YOUR ASSIGNMENT
Would you output each record exactly as it stands?

#### RECORDS FOR THE EXERCISE ####

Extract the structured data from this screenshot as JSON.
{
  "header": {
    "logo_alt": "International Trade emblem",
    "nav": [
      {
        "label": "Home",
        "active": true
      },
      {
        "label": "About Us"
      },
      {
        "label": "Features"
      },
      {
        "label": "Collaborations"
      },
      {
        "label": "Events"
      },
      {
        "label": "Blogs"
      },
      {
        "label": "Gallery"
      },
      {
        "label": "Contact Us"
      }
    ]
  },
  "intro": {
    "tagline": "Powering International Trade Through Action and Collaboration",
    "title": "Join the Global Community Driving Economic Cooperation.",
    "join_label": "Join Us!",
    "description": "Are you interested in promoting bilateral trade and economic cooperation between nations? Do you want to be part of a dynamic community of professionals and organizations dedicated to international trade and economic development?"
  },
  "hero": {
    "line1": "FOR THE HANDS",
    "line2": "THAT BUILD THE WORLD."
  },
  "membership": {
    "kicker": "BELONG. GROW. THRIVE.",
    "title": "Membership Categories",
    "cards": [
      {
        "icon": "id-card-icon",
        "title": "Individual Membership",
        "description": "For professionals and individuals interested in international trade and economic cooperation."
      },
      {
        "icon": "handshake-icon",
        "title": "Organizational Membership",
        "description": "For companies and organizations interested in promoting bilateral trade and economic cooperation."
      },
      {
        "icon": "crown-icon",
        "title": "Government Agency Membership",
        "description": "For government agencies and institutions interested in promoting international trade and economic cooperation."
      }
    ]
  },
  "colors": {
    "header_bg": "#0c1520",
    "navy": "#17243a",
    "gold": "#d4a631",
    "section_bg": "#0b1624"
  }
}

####

RESULT OF THIS TASK
Extract the structured data from this screenshot as JSON.
{
  "header": {
    "logo_alt": "International Trade emblem",
    "nav": [
      {
        "label": "Home",
        "active": true
      },
      {
        "label": "About Us"
      },
      {
        "label": "Features"
      },
      {
        "label": "Collaborations"
      },
      {
        "label": "Events"
      },
      {
        "label": "Blogs"
      },
      {
        "label": "Gallery"
      },
      {
        "label": "Contact Us"
      }
    ]
  },
  "intro": {
    "tagline": "Powering International Trade Through Action and Collaboration",
    "title": "Join the Global Community Driving Economic Cooperation.",
    "join_label": "Join Us!",
    "description": "Are you interested in promoting bilateral trade and economic cooperation between nations? Do you want to be part of a dynamic community of professionals and organizations dedicated to international trade and economic development?"
  },
  "hero": {
    "line1": "FOR THE HANDS",
    "line2": "THAT BUILD THE WORLD."
  },
  "membership": {
    "kicker": "BELONG. GROW. THRIVE.",
    "title": "Membership Categories",
    "cards": [
      {
        "icon": "id-card-icon",
        "title": "Individual Membership",
        "description": "For professionals and individuals interested in international trade and economic cooperation."
      },
      {
        "icon": "handshake-icon",
        "title": "Organizational Membership",
        "description": "For companies and organizations interested in promoting bilateral trade and economic cooperation."
      },
      {
        "icon": "crown-icon",
        "title": "Government Agency Membership",
        "description": "For government agencies and institutions interested in promoting international trade and economic cooperation."
      }
    ]
  },
  "colors": {
    "header_bg": "#0c1520",
    "navy": "#17243a",
    "gold": "#d4a631",
    "section_bg": "#0b1624"
  }
}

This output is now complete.